(INFORMATION GIVEN)

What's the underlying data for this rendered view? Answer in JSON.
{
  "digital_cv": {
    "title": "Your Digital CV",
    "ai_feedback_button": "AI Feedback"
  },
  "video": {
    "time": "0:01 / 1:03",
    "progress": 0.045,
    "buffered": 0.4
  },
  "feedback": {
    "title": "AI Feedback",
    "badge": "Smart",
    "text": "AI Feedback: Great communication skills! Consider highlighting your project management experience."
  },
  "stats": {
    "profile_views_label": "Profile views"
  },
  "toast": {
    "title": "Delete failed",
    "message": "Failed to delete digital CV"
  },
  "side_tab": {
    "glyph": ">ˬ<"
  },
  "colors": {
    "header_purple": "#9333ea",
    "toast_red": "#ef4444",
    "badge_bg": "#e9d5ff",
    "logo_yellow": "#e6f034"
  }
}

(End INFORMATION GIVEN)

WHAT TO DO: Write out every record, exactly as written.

REPLY:
What's the underlying data for this rendered view? Answer in JSON.
{
  "digital_cv": {
    "title": "Your Digital CV",
    "ai_feedback_button": "AI Feedback"
  },
  "video": {
    "time": "0:01 / 1:03",
    "progress": 0.045,
    "buffered": 0.4
  },
  "feedback": {
    "title": "AI Feedback",
    "badge": "Smart",
    "text": "AI Feedback: Great communication skills! Consider highlighting your project management experience."
  },
  "stats": {
    "profile_views_label": "Profile views"
  },
  "toast": {
    "title": "Delete failed",
    "message": "Failed to delete digital CV"
  },
  "side_tab": {
    "glyph": ">ˬ<"
  },
  "colors": {
    "header_purple": "#9333ea",
    "toast_red": "#ef4444",
    "badge_bg": "#e9d5ff",
    "logo_yellow": "#e6f034"
  }
}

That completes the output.